I am a practicing Muslim who tries his best (with several shortcomings)to live a life of servitude to Allah (swt). Recently my brother introduced me to the teachings of Eckhart Tolle through the book the "Power of Now". This was one of the most eye opening books I have ever read, probably the most influential after the Quran itself. I found what he says about being in the present moment and the illusion of the ego (nafs) to be very compatible with the teachings of Islam. I found after reading it and trying to live by it that I get far less distracted in my Salah (prayer), and I don't stress too much about the future or regret about the past, or have hatred for others (having identified all of these as the evil which the nafs commands as Allah tells us in Surah Yusuf).

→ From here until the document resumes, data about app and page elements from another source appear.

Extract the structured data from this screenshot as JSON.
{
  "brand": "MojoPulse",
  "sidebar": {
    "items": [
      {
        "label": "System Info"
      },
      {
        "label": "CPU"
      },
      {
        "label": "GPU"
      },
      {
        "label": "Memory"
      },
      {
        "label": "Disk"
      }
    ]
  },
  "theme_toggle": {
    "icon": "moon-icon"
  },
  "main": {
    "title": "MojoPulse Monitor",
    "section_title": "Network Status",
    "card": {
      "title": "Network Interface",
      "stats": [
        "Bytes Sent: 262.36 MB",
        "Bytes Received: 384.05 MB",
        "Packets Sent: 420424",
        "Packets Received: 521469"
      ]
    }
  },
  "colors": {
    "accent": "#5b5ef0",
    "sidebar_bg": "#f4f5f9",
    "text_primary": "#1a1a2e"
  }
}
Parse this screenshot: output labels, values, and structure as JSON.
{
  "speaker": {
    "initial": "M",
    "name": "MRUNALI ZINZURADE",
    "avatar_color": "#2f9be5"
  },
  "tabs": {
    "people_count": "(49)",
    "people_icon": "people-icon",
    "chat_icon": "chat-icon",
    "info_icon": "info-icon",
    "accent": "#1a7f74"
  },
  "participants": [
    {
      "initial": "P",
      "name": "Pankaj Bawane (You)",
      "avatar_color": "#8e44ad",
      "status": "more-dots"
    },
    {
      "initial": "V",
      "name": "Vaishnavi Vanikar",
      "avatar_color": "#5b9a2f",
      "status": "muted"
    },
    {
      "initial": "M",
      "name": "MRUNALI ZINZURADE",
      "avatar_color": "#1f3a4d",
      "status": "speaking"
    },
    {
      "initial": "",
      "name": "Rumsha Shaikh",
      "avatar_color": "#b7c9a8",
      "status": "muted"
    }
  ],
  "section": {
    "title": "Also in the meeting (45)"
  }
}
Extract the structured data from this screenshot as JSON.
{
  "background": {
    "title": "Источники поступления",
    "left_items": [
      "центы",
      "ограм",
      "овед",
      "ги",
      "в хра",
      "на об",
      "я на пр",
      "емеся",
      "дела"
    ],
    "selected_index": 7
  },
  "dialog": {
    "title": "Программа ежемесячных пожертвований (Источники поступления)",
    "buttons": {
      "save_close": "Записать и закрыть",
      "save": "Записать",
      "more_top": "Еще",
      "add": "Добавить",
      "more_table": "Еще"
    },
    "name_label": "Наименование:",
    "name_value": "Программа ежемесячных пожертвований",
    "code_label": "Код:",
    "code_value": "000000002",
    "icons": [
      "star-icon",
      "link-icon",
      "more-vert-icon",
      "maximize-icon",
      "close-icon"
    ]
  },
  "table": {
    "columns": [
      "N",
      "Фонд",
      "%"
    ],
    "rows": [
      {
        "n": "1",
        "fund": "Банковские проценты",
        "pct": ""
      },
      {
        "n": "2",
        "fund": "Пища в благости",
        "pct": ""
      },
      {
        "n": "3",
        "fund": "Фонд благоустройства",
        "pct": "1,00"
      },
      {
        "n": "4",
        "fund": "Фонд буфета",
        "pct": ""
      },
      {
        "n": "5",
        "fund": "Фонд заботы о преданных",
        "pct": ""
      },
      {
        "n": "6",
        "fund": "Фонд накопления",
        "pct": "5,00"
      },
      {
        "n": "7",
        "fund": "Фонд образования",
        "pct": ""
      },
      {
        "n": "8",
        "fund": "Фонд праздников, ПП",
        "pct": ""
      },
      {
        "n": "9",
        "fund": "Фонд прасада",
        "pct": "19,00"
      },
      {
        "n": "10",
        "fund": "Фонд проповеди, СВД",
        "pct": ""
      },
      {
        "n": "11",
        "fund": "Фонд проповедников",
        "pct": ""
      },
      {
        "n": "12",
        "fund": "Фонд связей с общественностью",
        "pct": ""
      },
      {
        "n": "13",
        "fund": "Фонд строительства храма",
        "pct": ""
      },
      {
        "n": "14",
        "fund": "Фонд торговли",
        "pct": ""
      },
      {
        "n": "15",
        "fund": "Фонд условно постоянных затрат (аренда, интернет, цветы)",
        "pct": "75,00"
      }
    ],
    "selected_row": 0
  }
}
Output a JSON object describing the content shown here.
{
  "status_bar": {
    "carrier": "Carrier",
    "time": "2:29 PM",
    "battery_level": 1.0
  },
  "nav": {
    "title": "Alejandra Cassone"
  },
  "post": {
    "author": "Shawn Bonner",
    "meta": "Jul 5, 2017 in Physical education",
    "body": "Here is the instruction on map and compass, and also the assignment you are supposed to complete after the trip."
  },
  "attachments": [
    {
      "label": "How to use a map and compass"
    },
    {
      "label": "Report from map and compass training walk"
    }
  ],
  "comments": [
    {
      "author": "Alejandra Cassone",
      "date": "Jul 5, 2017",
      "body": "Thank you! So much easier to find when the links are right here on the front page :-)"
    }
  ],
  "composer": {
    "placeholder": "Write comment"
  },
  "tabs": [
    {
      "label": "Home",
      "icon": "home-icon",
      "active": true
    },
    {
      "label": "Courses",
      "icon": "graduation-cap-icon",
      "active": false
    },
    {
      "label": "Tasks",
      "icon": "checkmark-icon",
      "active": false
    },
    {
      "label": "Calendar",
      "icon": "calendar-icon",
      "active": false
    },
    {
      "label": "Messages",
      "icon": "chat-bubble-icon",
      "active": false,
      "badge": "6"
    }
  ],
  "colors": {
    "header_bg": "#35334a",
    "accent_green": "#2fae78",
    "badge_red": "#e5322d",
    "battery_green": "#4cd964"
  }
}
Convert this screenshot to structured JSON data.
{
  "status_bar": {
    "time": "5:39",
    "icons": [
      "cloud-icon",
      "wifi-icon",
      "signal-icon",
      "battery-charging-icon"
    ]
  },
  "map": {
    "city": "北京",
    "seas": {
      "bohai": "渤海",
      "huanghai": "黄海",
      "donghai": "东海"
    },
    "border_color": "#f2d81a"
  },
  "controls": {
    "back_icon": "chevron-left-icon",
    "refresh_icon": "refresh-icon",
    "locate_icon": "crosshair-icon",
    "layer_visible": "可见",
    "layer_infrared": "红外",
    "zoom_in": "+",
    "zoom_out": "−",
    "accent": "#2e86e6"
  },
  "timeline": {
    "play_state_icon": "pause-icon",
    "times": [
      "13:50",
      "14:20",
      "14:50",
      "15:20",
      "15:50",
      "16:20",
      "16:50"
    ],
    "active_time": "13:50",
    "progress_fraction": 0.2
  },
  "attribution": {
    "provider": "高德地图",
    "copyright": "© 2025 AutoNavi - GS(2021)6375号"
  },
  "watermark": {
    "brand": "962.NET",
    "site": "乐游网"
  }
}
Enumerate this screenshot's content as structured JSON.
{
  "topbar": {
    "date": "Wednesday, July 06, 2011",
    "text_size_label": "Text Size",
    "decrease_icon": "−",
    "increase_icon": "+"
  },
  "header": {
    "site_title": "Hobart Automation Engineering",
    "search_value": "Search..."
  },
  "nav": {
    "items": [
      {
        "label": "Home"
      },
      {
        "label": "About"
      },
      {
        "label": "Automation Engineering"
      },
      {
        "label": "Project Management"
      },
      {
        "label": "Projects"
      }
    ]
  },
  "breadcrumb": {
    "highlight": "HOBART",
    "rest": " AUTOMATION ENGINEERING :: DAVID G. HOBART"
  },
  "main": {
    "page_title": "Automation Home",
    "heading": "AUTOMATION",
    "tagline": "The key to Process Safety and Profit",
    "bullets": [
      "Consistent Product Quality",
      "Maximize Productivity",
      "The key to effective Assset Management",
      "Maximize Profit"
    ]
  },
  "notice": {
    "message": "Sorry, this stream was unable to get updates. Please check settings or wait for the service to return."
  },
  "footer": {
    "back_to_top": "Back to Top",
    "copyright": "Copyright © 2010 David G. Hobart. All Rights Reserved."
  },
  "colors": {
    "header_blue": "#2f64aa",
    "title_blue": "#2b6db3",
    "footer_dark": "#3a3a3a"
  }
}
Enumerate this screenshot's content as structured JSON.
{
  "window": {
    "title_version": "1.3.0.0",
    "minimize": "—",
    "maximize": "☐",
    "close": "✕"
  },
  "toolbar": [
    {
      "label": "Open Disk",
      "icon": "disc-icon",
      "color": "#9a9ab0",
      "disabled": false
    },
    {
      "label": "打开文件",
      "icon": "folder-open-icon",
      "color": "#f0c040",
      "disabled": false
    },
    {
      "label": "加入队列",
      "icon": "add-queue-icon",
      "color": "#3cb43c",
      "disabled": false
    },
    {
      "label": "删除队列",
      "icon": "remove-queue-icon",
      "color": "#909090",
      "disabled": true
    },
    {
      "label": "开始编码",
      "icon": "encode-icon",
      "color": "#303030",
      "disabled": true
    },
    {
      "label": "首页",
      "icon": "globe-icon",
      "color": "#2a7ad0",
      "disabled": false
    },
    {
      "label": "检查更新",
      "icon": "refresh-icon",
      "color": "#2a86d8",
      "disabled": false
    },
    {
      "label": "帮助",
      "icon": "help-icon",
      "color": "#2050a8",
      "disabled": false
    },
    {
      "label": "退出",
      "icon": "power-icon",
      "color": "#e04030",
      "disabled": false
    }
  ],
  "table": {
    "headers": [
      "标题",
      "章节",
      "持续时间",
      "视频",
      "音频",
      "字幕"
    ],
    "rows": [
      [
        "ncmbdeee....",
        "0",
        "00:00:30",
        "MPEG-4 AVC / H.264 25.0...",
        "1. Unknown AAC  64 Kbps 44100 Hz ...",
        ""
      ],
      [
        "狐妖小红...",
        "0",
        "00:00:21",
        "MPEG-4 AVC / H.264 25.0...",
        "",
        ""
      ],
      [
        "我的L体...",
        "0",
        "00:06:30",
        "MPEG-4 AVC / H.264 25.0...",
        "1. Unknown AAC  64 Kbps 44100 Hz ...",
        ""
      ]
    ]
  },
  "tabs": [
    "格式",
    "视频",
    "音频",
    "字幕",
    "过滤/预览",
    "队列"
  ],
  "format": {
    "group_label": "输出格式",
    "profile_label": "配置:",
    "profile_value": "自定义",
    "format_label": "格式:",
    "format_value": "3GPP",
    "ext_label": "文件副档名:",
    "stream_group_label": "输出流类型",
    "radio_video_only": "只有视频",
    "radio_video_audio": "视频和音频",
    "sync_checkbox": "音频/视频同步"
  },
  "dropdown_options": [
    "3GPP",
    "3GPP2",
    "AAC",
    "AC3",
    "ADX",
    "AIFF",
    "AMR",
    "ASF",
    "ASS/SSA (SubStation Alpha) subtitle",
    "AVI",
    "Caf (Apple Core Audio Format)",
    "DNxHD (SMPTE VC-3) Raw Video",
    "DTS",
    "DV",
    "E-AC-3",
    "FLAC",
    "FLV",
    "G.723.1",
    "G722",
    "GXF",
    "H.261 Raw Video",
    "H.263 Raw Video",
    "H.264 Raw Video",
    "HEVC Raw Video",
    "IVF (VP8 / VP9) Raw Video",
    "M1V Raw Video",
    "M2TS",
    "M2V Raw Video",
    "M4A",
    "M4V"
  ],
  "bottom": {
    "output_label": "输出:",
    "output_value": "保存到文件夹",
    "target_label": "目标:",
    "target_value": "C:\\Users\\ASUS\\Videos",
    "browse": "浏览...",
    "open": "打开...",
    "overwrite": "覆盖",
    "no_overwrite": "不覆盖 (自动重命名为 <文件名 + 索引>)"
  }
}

When I asked a scholar I know just about the concept of mindfulness and its origin in Zen buddhism, he said there is nothing wrong with adopting it. He said the Islamic viewpoint was that such teachings have prophetic origins even if we don't know the specific prophet which taught it.
But at the same time, Eckhart in his book talks about our "true self". The essence of us that lies beyond the ego, and he somehow equates this with God. I think this delves into the realm of wahdat-ul-wujud and the teachings of Ibn Arabi. The danger I think with adopting this belief is if you believe the Creator is in you then what is the purpose of worship?
So I just want to know which teachings from Tolle's Book and Zen Buddhism can Muslims adopt and which should they be careful of lest it corrupts their Aqeedah?